Problem description | From the data below, copy each line that includes the word "value".

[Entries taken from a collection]
--- START ---

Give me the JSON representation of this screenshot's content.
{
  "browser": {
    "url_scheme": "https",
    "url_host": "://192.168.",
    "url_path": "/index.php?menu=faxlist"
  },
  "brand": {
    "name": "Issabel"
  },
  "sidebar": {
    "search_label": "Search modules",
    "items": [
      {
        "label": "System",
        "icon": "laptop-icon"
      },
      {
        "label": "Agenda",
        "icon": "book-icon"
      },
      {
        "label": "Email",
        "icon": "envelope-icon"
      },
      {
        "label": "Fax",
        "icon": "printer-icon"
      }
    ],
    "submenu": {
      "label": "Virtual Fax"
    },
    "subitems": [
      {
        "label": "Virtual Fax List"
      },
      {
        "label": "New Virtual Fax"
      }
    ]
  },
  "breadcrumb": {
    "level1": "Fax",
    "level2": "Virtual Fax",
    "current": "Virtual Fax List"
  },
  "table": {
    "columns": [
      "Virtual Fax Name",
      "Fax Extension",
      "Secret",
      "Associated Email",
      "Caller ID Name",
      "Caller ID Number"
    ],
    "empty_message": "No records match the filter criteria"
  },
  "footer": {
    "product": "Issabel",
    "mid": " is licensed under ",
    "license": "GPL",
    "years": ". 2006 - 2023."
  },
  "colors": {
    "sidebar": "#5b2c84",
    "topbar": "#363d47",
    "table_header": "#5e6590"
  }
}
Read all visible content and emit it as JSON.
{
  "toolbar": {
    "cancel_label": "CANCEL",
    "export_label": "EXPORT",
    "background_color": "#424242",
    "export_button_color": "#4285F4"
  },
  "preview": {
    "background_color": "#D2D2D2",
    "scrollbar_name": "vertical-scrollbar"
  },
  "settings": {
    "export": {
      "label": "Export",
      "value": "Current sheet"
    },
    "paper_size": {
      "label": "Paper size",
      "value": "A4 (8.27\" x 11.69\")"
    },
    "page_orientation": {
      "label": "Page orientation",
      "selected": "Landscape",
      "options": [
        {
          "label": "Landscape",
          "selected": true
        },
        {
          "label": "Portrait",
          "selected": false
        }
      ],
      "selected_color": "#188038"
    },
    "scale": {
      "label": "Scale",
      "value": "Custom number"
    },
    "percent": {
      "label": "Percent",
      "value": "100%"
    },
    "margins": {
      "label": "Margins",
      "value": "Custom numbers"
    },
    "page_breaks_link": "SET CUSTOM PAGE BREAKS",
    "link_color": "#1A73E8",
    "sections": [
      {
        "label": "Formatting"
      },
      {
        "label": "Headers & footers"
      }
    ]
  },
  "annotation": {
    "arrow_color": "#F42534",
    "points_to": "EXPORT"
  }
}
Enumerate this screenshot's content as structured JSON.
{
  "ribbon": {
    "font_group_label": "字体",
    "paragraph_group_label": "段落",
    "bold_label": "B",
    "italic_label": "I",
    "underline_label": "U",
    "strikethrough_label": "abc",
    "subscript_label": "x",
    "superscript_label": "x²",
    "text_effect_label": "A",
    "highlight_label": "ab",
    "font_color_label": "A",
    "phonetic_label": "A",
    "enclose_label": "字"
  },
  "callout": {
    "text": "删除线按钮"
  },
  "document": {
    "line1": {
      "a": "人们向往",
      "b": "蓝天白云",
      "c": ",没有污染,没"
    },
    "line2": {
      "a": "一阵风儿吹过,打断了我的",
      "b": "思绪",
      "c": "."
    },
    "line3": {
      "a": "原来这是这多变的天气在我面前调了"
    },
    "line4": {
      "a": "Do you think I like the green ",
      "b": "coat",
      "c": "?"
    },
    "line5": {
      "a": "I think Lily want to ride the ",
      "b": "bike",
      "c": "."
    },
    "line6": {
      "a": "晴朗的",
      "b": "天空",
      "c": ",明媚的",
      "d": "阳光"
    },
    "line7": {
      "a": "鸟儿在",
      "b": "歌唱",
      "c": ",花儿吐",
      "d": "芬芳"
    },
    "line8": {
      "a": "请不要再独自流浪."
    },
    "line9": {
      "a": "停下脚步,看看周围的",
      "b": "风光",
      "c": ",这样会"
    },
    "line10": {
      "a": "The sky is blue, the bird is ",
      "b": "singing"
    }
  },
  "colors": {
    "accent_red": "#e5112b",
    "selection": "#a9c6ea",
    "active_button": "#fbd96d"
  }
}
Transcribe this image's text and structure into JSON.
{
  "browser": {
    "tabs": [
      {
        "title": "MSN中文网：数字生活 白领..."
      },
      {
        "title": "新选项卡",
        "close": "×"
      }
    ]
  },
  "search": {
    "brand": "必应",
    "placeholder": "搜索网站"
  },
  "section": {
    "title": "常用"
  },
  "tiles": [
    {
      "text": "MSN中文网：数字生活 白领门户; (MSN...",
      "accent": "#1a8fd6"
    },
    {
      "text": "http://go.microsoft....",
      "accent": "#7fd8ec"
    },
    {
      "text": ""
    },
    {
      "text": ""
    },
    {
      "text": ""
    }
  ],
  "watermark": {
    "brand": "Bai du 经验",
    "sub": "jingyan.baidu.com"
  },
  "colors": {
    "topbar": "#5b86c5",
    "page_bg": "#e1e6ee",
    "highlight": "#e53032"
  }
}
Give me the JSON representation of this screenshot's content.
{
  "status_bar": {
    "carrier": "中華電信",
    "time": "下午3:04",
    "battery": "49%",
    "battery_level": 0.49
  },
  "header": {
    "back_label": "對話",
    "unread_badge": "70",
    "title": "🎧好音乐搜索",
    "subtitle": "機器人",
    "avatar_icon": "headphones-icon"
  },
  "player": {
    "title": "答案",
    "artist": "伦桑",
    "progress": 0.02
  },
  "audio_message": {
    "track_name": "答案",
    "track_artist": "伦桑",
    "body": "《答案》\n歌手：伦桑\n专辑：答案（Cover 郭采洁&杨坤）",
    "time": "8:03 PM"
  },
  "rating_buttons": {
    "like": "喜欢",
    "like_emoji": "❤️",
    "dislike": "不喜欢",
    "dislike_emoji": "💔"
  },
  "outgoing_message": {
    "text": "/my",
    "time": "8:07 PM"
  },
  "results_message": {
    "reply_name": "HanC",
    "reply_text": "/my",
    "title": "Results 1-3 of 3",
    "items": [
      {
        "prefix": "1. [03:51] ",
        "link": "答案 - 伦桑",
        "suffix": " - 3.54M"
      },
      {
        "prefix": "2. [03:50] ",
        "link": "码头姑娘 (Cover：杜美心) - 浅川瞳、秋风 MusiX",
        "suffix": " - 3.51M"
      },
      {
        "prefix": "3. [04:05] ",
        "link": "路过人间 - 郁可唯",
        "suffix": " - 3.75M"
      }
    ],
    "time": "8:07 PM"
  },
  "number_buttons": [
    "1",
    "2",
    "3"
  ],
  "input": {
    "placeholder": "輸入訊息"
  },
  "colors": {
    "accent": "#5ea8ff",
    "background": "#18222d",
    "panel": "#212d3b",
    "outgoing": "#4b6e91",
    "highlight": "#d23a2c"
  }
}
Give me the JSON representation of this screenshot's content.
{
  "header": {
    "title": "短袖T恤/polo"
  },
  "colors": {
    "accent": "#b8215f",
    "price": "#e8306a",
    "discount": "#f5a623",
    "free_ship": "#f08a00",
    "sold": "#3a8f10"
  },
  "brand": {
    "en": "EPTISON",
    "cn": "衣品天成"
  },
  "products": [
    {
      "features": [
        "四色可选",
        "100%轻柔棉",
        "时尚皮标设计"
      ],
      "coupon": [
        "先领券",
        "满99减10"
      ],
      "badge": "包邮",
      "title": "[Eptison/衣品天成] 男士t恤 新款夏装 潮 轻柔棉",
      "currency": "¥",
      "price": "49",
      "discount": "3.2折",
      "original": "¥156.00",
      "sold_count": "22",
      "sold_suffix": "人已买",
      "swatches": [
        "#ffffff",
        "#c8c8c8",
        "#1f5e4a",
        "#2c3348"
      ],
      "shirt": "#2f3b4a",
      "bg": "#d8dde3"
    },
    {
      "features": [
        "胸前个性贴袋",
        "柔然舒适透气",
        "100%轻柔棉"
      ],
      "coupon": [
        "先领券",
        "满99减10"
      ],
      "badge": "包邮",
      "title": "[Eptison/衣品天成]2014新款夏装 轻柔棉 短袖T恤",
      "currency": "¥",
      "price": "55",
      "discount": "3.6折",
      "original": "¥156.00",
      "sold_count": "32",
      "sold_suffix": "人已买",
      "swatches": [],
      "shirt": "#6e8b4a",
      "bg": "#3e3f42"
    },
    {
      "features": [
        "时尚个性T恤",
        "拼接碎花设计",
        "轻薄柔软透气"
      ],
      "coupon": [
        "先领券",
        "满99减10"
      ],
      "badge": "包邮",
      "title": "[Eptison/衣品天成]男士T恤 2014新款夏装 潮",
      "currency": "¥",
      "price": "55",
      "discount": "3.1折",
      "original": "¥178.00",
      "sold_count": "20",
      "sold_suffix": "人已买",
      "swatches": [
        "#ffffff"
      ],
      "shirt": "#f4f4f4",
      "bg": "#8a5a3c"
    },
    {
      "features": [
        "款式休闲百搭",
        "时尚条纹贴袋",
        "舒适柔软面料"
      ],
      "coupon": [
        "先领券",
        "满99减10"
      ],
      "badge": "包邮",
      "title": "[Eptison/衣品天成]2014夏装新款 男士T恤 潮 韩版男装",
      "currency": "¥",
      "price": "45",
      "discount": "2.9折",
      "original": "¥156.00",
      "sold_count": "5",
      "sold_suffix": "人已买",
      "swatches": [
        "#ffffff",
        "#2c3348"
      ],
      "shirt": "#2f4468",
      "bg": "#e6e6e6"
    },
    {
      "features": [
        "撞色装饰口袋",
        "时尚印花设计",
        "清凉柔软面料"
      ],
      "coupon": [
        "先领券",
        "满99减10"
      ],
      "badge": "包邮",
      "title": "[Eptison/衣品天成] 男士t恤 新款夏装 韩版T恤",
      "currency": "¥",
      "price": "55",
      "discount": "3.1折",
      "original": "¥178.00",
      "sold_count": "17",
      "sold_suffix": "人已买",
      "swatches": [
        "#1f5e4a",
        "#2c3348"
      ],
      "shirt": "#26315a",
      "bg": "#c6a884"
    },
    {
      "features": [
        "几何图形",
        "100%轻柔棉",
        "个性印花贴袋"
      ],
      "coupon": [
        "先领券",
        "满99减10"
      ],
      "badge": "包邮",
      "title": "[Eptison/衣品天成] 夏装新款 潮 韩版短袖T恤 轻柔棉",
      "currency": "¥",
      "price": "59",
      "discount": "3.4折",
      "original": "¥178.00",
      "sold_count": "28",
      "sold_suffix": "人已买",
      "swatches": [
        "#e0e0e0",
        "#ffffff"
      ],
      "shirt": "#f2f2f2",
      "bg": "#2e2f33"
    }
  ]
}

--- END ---

Written answer |
      "value": "Current sheet"
      "value": "A4 (8.27\" x 11.69\")"
      "value": "Custom number"
      "value": "100%"
      "value": "Custom numbers"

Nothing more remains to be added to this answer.